It can be shown that setting the production and destruction rate from the ODE in as a rate parameter in an Poisson distribution, will give the same result. This is a nice way of reconfiguring the tau - leap such that it gives a clear and precise relation to the ODE models, and mathematical consistency.

This approach was used to create a framework for a stochastic simulation using the computer language C++, there where an attempt to make this in a fully functional open source program. However this attempt stranded due to lack of time.

## Results

This section describes the findings from the theoretical model presented in the equations above.

As seen in figure 3 the level of LacI is reduced when ppGpp increases in the cell, which in turn leads to increased level of mCherry. The level of LacI reaches a saturation point, since there will be some production of LacI due to leakage, this sets a limit from above for mCherry. The stochastic realization fluctuates around the deterministic results, with the distributions shown in figure 4.

Figure 3:The number of molecules of the proteins for the stochastic and the deterministic models are shown for different values of ppGpp

All the distributions are unimodal having only one peak, peaked around the steady state value from the deterministic model. The distributions for ppGpp=630 and ppGpp=1030 have heavy tails which indicates large deviations from the mean value, while the distributions for ppGpp=230 and ppGpp=1430 are more symmetric, resembling the normal distribution.

Figure 4:The distribution of mCherry for t=2000s to t=10000s for different values of ppGpp. The distributions was calculated from the realizations in figure 3

As shown in figure 5 the variance increases linearly with increasing level of ppGpp, while the Fano factor (σ2/μ) is almost constant around 1.5 .

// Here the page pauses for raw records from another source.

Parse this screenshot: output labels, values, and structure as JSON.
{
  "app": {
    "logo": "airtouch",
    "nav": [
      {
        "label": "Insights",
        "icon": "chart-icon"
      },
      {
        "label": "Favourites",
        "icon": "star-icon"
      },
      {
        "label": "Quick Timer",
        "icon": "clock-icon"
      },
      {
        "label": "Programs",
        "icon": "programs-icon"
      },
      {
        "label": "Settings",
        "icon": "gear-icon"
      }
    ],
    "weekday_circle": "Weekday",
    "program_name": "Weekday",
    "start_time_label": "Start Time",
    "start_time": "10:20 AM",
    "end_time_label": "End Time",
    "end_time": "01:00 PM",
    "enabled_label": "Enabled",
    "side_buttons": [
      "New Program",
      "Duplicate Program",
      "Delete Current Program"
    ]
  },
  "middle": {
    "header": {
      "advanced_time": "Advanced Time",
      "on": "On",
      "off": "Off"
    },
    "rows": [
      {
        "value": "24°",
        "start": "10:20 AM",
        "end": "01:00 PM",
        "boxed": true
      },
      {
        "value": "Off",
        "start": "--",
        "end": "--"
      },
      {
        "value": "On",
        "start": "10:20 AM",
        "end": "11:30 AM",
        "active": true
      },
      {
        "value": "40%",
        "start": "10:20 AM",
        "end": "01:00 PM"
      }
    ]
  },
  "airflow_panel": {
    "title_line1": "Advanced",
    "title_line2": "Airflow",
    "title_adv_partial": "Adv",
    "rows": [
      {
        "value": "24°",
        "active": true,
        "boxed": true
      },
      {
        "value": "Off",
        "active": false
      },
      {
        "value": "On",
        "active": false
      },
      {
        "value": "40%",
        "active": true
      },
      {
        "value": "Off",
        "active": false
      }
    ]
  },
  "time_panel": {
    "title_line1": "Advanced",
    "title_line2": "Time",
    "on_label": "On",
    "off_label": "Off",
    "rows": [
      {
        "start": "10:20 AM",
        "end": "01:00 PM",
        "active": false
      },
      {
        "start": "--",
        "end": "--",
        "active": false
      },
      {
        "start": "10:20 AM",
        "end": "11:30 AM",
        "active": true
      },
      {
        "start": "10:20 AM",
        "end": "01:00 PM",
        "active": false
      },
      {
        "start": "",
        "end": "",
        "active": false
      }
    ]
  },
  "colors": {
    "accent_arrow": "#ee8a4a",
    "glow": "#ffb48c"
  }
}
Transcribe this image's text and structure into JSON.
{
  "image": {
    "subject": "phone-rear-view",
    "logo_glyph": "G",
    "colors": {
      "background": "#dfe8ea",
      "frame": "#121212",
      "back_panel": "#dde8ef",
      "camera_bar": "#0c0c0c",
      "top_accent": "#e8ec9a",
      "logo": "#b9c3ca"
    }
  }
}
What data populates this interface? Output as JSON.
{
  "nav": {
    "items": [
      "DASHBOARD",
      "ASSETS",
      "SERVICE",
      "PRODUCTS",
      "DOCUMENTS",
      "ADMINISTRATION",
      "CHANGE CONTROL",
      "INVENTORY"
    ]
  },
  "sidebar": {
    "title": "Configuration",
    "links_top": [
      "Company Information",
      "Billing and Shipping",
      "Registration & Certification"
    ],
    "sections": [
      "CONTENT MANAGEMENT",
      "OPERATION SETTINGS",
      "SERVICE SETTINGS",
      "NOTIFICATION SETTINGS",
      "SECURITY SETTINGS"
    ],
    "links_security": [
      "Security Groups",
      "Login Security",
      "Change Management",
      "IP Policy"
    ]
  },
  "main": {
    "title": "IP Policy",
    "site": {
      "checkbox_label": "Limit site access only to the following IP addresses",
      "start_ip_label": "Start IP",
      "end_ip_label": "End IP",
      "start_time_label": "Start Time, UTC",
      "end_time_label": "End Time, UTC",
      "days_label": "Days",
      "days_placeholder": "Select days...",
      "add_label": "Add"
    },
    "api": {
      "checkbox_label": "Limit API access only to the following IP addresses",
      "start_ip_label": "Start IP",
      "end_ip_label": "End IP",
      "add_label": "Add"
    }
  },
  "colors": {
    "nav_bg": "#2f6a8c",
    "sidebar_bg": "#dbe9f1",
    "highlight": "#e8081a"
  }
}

Figure 5: Variance and Fano factor for increasing values of ppGpp

## Model Validation

To see if the results agree with the theoretical model is vital in all parts of science. In this section we will give a short reasoning of why our models seems to fit the observed data. Here we will consider our model in two distinct parts, one deterministic model and one stochastic model, both of equally importance.

Because of the limited amount of data currently available it is diffucult to draw conclusions. In the modeling the level of ppGpp was assumed known, however we do not know at present the relationship between a stress level and the number of ppGpp and the relationship between the number of mCherry molecules and the flourescence level is also unknown.

However there are certain indications that the model predicts the behaviour of our system. For the deterministic model, we saw a significant increase in the concentration of mCherry as ppGpp was assumed present. This is consistent with the observation, described in figure 1 at Stress sensor characterization.

Using the distributions from figure 4, we can compare these to the spread in the flowcytometry, and see a close similarity in form of shape. Assuming scale is irrelevant (i.e. that there is a linear relationship between number of mCherry molecules and fluorescence count) one can come to a conclusion that our model seems to describe the actual biological system.